Are Blogs a Part of Social Media?
Copyblogger published an interesting article several years ago, making the argument that blogs are indeed social media, despite the fact that people tend to put them in a category all on their own these days. In fact, blogs are one of the oldest forms of social media that dominated the web long before we were friending and following everyone on social networks.
The key features that make blogs part of social media are their user accounts, comment sections, and blog networks. Tumblr, Medium, WordPress, and Blogger are just a few examples of big blog platforms that have very active community blog networks.
What Are Some of the Known Issues With Social Media?
Social media isn’t all just fun and games with your friends, celebrities you admire, and brands you follow. There are lots of common problems that most major social media platforms haven’t totally solved, despite their effort to do so.
- Spam: Social media makes it easy for spammers — both real people and bots — to bombard other people with content. If you have a Twitter account, you’ve probably experienced a few spambot follows or interactions. Likewise, if you run a WordPress blog, you may have gotten a spam comment or two caught by your spam filter.
- Cyberbullying/Cyberstalking: Children and teenagers are especially susceptible to cyberbullying because they take more risks when it comes to posting on social media. And now that we all interact on social media via our mobile devices, most major platforms make it possible to share our locations, opening up the doors for cyberstalkers to target us.
- Self-image manipulation: What a user posts about themselves on social media only represents a small portion of their life. While followers may see someone who’s happy and living it up via their posts on social media in such a way that makes them feel boring or inadequate by comparison, the truth is that users have the power to completely control what parts they do and don’t want to broadcast on social media to manipulate their own self-image.
- Information overload: It’s not unusual to have over 200 Facebook friends or follow over 1,000 Twitter accounts. With so many accounts to follow and so many people posting new content, it’s almost impossible to keep up.
- Fake news: Fake news websites promote links to their own totally false news stories on social media in order to drive traffic to them. Many users have no idea that they’re fake in the first place.
- Privacy/Security: Many social media platforms still get hacked from time to time despite having good security measures in place. Some also don’t offer all the privacy options that users need to keep their information as private as they want them to be.
What Does the Future Hold for Social Media?
It’s difficult to predict anything exactly, but if one thing can be said about the future of social media, it will probably be more personalized and less noisy. Over-sharing will be less of a problem and filtering out irrelevant information will become a stronger trend.
Snapchat is a social media platform that’s really at the forefront of social media evolution. Rather than blasting out updates for all our friends and followers to see, we use Snapchat more like we communicate in real life — with specific people only at specific times.

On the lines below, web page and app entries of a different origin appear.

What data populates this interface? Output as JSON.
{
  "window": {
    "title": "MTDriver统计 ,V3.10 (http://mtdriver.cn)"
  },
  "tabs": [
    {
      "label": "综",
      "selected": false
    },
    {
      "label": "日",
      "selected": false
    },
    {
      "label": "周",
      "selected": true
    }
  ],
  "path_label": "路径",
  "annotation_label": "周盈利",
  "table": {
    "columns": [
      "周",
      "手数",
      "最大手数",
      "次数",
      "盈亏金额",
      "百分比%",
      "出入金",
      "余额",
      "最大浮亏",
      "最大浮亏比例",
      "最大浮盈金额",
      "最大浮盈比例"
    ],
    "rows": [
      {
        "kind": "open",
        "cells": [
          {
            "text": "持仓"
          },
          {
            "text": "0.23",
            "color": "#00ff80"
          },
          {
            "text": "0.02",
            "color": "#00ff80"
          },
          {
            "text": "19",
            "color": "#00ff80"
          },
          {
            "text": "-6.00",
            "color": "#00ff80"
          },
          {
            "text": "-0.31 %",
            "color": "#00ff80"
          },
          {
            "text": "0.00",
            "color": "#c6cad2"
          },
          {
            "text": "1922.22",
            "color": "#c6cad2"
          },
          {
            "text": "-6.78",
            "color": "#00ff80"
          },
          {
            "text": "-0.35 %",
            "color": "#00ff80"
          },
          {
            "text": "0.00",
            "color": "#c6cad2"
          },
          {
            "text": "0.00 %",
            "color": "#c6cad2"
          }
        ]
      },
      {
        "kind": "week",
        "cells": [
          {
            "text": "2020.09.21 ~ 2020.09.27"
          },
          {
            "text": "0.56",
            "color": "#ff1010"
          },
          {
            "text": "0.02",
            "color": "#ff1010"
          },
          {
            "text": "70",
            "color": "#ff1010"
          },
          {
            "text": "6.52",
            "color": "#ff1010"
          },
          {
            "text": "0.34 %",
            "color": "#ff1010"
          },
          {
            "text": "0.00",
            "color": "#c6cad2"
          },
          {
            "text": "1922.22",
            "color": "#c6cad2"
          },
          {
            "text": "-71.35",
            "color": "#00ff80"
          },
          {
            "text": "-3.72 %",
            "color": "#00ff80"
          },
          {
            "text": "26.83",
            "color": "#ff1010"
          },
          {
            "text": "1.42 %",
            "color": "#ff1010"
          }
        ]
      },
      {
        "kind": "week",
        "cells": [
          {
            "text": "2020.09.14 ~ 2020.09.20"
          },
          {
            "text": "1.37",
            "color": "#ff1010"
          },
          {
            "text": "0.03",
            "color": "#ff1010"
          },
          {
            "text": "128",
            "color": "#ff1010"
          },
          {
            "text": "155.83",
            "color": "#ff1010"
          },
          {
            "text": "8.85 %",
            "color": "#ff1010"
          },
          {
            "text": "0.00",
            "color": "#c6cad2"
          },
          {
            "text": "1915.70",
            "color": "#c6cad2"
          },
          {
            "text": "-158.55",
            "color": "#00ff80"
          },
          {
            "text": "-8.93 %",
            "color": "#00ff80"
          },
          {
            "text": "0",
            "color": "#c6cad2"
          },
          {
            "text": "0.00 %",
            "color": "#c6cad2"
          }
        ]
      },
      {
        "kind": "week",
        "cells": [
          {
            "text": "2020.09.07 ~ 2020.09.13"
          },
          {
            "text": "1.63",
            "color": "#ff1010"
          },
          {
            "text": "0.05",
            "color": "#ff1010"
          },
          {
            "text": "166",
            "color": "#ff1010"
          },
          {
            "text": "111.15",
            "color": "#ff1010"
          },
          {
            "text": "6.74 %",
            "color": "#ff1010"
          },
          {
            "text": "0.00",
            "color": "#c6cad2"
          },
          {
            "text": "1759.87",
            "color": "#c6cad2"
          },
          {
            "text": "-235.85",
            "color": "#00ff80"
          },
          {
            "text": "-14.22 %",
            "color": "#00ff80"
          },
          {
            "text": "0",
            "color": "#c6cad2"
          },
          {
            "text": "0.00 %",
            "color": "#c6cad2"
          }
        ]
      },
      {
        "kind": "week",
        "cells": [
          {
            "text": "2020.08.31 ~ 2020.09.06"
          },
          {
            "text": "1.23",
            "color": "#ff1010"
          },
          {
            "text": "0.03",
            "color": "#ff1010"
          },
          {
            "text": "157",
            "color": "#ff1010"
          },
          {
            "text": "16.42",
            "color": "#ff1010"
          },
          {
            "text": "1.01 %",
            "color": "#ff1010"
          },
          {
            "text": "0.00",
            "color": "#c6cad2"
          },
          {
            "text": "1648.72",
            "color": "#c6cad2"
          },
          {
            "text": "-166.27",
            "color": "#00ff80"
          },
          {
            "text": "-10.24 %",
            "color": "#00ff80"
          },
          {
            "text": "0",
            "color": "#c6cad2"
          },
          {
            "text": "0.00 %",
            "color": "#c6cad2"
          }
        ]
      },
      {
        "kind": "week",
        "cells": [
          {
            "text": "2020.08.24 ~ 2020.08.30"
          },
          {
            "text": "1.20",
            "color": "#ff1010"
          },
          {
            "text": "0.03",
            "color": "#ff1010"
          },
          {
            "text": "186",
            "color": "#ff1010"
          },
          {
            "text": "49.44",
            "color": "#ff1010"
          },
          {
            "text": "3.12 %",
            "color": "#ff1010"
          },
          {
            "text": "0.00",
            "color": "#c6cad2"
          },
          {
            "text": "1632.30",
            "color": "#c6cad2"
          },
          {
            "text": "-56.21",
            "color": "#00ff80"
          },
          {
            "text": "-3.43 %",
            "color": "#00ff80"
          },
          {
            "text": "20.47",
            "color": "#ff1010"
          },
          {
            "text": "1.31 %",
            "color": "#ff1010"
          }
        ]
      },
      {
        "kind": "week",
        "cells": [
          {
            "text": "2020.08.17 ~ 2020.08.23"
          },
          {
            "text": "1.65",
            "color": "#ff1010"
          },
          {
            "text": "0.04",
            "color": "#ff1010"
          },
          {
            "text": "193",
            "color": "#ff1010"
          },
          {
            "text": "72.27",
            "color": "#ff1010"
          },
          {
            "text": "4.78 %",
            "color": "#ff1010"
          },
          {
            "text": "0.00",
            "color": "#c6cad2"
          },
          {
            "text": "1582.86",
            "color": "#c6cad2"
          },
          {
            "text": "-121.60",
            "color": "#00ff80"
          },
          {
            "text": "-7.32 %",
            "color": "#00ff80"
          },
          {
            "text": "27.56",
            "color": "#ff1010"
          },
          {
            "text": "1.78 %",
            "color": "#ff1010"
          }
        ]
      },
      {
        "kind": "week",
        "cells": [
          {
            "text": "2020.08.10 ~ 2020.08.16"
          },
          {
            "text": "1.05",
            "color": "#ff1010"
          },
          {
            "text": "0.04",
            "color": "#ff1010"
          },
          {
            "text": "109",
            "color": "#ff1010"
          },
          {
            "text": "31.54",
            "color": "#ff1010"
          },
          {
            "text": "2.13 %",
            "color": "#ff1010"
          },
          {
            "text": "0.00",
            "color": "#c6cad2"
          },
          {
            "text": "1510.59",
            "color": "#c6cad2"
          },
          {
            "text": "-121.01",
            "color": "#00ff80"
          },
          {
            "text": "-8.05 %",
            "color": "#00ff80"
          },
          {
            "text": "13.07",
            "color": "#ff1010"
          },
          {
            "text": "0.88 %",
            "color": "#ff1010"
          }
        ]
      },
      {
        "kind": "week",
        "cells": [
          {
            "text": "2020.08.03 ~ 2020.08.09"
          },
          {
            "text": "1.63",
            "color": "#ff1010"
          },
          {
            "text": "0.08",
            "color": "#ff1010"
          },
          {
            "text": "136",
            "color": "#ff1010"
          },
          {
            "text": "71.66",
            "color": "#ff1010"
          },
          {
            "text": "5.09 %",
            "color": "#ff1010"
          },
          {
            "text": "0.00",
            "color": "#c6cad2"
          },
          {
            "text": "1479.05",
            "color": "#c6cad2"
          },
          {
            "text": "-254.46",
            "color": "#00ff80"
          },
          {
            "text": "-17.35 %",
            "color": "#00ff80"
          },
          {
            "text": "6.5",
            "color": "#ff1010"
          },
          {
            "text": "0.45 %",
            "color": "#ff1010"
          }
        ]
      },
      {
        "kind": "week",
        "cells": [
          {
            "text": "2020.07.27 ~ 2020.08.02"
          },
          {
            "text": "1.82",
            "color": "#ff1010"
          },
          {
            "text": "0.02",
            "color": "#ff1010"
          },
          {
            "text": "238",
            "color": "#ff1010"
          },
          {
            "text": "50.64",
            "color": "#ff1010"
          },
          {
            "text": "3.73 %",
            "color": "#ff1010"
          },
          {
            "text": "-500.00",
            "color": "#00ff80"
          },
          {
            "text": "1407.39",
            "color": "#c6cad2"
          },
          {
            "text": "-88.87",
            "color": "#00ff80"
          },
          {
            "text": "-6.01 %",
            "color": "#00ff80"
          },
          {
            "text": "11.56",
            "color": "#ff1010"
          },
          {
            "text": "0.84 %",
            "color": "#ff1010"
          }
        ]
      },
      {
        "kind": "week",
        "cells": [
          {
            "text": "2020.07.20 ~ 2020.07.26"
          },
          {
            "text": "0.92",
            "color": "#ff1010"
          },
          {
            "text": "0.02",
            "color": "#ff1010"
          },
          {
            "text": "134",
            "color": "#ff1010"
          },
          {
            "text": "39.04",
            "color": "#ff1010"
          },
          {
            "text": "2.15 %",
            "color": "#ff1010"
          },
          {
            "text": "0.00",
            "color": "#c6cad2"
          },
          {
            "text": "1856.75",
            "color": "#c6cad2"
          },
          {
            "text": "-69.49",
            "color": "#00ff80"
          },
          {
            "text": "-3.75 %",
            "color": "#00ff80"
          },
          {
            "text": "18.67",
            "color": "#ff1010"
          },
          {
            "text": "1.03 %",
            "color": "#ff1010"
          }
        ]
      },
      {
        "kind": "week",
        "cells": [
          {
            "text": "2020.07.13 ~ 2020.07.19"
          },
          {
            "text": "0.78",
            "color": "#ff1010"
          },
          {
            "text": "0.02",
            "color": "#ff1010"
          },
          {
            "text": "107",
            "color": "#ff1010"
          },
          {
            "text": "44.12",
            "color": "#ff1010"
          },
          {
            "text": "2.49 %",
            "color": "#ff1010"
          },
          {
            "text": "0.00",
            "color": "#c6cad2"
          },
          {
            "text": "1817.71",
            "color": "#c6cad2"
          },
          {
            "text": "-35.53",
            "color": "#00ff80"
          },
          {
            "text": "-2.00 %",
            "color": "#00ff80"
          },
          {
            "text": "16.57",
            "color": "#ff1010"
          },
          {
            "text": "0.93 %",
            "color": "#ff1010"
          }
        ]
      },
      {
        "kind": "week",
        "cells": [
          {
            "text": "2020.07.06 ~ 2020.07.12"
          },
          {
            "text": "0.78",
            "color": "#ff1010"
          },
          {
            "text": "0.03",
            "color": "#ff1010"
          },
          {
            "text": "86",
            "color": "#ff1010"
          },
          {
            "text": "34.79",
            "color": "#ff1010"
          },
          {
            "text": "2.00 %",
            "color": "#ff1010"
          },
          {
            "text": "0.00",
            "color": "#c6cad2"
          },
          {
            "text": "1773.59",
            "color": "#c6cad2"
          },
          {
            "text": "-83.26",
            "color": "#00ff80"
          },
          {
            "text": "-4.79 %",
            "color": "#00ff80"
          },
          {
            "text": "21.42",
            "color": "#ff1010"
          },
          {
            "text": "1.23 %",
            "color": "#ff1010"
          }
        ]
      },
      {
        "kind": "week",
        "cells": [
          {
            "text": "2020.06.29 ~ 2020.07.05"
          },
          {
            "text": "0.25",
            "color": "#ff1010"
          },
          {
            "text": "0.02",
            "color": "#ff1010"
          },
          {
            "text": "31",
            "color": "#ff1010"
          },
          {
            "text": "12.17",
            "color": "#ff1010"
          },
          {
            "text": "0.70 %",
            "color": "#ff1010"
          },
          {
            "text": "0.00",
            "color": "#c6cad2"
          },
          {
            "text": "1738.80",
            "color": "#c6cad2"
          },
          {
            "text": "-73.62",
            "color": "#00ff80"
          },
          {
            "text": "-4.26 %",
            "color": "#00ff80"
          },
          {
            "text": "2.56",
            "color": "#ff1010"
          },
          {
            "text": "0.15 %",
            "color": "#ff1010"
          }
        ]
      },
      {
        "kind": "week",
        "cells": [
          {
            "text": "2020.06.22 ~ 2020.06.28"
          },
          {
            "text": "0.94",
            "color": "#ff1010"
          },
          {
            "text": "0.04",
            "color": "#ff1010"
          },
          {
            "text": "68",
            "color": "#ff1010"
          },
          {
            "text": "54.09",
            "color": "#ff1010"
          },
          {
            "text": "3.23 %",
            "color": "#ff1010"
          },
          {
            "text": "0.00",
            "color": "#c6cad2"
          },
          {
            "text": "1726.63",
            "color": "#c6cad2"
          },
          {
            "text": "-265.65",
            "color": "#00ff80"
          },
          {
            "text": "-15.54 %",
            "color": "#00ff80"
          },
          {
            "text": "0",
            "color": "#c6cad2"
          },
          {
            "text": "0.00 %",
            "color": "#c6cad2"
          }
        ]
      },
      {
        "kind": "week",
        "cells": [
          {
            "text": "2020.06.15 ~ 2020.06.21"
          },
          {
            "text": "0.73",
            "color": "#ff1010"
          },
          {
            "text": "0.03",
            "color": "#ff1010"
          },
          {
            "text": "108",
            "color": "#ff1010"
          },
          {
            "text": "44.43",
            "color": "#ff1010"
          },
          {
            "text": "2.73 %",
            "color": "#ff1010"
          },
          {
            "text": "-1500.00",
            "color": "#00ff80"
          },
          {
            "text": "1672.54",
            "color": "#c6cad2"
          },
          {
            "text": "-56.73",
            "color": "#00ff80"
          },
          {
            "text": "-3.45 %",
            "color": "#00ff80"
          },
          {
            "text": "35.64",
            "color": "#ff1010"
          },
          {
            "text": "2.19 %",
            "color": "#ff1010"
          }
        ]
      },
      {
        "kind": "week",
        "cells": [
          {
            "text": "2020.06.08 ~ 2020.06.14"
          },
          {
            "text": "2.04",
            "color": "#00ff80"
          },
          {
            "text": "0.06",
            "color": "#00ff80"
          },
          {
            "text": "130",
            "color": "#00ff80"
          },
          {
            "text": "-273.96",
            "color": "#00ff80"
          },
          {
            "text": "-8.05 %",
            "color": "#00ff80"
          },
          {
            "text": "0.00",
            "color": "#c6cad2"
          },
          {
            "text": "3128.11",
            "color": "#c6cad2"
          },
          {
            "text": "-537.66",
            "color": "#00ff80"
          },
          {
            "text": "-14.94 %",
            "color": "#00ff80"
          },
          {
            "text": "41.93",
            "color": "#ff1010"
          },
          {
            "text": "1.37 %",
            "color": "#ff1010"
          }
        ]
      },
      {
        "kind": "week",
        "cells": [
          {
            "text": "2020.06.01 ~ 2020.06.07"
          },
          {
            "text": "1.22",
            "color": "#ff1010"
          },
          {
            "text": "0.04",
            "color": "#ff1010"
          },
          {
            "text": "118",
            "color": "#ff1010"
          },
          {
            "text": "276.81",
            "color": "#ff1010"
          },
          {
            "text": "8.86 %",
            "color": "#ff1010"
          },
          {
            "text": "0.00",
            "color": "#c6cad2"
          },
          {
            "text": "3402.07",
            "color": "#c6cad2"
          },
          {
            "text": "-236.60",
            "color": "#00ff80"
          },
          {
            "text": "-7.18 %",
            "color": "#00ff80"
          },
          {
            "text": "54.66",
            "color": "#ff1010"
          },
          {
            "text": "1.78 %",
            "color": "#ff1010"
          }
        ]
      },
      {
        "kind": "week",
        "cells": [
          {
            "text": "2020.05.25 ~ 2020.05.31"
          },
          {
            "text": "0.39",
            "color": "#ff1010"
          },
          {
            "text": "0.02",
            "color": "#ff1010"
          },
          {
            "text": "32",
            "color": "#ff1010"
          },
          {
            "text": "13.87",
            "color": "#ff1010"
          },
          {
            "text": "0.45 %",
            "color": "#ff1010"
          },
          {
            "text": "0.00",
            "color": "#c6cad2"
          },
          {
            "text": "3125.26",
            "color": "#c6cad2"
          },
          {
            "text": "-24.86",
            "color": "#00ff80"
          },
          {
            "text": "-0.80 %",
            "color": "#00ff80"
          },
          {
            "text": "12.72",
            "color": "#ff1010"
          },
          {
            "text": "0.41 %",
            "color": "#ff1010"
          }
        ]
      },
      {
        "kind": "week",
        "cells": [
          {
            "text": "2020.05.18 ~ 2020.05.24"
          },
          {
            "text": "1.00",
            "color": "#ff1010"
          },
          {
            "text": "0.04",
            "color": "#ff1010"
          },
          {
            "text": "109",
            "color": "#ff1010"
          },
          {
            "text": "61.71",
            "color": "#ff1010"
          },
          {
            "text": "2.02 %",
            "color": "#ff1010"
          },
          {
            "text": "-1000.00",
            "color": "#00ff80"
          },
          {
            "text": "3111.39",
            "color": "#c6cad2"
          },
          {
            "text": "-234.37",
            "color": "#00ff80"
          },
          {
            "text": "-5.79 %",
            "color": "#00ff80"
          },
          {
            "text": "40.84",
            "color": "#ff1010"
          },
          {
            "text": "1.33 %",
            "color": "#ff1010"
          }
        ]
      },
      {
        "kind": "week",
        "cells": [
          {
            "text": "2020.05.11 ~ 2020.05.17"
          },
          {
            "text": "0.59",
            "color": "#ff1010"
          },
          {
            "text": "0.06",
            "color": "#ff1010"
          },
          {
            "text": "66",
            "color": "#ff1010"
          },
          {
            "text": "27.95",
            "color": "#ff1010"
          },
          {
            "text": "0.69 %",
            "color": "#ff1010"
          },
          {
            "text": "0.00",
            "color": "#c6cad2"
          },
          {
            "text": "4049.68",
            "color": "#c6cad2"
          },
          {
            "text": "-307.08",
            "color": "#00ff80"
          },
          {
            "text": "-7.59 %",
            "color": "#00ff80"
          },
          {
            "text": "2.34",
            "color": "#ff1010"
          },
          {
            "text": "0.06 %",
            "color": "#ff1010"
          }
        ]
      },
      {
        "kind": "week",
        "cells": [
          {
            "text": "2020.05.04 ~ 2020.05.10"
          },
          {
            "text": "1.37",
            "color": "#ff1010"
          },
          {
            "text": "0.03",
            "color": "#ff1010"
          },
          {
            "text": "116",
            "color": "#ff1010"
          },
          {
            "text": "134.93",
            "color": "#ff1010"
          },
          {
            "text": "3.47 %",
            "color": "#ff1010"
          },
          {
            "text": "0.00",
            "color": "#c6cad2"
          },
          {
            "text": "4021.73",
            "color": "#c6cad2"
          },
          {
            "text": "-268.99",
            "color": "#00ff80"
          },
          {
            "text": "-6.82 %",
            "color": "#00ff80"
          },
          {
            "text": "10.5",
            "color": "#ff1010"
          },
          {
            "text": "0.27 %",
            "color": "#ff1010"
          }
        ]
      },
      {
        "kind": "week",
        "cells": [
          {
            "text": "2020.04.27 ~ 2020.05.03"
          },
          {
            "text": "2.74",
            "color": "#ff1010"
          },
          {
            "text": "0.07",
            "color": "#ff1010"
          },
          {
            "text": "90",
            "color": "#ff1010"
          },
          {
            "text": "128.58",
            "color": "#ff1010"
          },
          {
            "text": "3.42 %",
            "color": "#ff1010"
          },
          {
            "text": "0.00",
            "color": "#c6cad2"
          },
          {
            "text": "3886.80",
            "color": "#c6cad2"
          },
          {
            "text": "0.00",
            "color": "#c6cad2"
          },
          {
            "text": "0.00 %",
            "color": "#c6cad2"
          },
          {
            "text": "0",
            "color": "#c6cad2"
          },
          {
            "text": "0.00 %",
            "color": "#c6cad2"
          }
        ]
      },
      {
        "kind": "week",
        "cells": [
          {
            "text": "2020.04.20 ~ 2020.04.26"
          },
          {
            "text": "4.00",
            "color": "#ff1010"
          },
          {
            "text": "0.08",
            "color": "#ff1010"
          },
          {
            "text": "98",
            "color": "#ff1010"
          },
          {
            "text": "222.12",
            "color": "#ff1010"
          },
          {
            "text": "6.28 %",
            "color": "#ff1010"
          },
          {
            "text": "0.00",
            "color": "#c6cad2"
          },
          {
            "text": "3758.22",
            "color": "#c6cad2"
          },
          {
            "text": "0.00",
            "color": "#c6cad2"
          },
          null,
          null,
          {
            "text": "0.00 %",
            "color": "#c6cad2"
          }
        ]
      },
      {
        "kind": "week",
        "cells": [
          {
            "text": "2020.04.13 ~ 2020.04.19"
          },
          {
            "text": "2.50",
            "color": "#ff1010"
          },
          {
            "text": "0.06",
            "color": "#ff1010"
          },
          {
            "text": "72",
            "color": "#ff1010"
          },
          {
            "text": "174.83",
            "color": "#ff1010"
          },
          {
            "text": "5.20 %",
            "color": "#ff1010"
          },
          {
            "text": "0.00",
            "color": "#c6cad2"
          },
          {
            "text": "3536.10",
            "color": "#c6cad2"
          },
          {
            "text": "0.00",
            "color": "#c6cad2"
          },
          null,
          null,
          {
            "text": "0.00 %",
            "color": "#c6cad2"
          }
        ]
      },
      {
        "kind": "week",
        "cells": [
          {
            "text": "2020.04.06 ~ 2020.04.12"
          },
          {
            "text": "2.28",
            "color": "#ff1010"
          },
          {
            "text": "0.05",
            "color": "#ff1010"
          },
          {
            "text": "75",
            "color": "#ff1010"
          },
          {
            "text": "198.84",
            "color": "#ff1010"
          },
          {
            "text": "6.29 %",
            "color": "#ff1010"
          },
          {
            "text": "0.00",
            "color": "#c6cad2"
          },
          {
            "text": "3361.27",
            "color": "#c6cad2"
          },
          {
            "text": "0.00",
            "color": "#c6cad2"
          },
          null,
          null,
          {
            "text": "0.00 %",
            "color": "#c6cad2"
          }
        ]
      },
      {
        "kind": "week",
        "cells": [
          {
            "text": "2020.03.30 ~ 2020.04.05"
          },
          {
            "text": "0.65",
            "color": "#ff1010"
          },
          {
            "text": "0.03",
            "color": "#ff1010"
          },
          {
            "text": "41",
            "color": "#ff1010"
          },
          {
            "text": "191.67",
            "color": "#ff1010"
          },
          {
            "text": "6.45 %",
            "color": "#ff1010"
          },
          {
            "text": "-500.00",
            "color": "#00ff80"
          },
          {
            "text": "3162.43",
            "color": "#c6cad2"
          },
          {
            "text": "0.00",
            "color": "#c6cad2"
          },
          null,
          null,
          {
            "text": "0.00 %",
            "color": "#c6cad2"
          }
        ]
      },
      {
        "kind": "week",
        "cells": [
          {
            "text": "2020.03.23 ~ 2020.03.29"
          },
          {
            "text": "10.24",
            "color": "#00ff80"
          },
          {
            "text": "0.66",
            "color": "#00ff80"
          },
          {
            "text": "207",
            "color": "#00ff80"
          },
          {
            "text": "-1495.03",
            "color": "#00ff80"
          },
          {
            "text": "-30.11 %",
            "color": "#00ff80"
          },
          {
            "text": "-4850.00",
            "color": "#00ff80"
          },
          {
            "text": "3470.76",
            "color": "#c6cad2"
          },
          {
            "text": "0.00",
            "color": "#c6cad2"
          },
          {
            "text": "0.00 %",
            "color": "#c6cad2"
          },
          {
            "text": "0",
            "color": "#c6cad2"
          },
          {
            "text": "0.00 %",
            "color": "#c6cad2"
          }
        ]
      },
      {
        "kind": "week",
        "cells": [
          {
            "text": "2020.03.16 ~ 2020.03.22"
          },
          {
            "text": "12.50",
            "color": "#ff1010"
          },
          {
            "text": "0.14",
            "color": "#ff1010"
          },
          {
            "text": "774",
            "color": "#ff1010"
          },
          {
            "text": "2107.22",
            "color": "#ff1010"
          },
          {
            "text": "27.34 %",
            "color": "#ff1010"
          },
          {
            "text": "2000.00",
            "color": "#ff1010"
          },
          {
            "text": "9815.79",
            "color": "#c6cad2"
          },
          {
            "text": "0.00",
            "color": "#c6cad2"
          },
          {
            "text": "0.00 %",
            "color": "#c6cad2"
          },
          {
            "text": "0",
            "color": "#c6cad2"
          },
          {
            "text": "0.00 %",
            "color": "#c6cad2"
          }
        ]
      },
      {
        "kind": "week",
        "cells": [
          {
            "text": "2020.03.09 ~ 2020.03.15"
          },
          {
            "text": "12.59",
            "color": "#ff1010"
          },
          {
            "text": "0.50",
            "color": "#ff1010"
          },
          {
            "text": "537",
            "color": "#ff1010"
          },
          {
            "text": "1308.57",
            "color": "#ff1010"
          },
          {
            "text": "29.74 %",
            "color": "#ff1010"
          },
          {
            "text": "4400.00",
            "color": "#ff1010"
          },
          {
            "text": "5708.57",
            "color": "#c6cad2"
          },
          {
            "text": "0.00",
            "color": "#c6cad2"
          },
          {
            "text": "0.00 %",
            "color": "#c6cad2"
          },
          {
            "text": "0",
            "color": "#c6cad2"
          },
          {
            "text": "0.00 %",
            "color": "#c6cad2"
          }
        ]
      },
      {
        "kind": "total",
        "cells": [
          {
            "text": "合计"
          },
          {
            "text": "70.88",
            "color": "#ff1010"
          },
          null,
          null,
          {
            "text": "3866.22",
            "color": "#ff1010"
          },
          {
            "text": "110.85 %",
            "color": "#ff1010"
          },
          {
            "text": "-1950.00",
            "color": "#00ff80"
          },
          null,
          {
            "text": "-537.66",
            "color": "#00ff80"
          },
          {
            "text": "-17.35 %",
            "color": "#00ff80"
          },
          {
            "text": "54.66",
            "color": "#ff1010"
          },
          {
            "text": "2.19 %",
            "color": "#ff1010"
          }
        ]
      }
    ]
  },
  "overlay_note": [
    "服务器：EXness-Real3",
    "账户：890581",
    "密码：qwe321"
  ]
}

Other big social networks like Instagram and Facebook have also taken inspiration from Snapchat for its stories feature, integrating nearly identical features into their own platforms so users have the opportunity to share quick photos or short videos that are only available to view for 24 hours.
If anything, social media is probably about to move more toward ephemeral sharing for quicker, more intimate sharing without the stress of having to blast something out to hundreds or thousands of followers that stays up there unless it’s manually deleted. The pressure of garnering tons of likes and comments on regular social media posts also plays a huge factor, suggesting that more casual forms of social sharing, such as through stories, could be the social media way of the future.